Volume 9 Issue 4 ( December 2022 )


Bioprospecting Ureolytic Rock Bacteria for Calcium Carbonate Precipitation Inducer

Idris Idris, Billyanto Rustandi, Tri Ratna Sulistiyani, Ali Rahmat, I Made Sudiana


The application of calcium carbonate precipitation-inducing bacteria in the past two decades has become an alternative in green technology development, particularly in construction as self healing agent of concrete and in the waste treatment as contaminants remover (e.g., radioactive pollutants and heavy metals). This study aimed to obtain potential bacterial isolates from rock samples that can induce calcium carbonate precipitation and characterize the precipitate produced. This study began with the isolation of bacteria from rock samples taken from an arid area (Malaka, East Nusa Tenggara) using Nutrient Broth-urea-CaCl2 media.

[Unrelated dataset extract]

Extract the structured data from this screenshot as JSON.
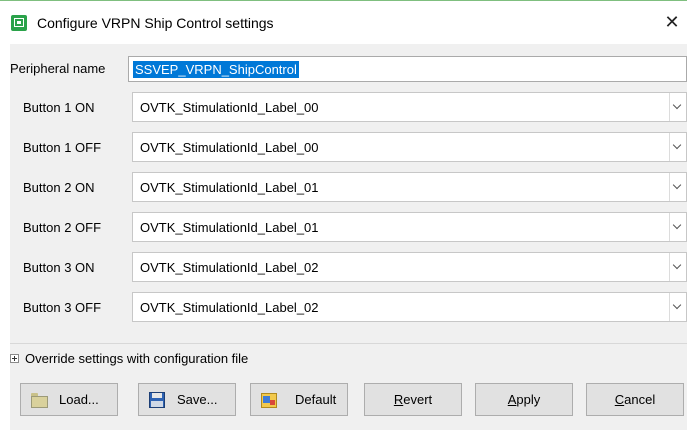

Colonies showing the formation of calcium carbonate precipitation were then purified and selected for the ureolytic activity assay using Christensen’s urea agar. Bacterial isolates with high ureolytic activity were selected for further characterization of their ability to produce calcium carbonate precipitation. Five bacterial isolates with the best precipitation ability were obtained. Each isolate had a different ability to induce calcium carbonate precipitation, and the resulting crystal morphology was also different. Isolate M 2.6 was the best bacterial isolate capable of inducing the highest calcium carbonate precipitation, which was 2.6 g/L. This isolate was later identified as Mesobacillus campisalis. The calcium carbonate precipitate produced by the five selected isolates ranged from 1.4 g/L to 2.6 g/L. The Field Emission Scanning Electron Microscopy (FESEM)-Energy Dispersive Spectroscopy (EDS) characterization revealed that the precipitate resulting from the bacterial isolates was calcium carbonate. This was indicated by the mass percent value, which was dominated by three main elements, namely O, Ca, and C, with a mass ratio of approximately matching CaCO3.

Keywords: bio-mineralization, crystal morphology, limestone, mineral precipitation, self-healing concrete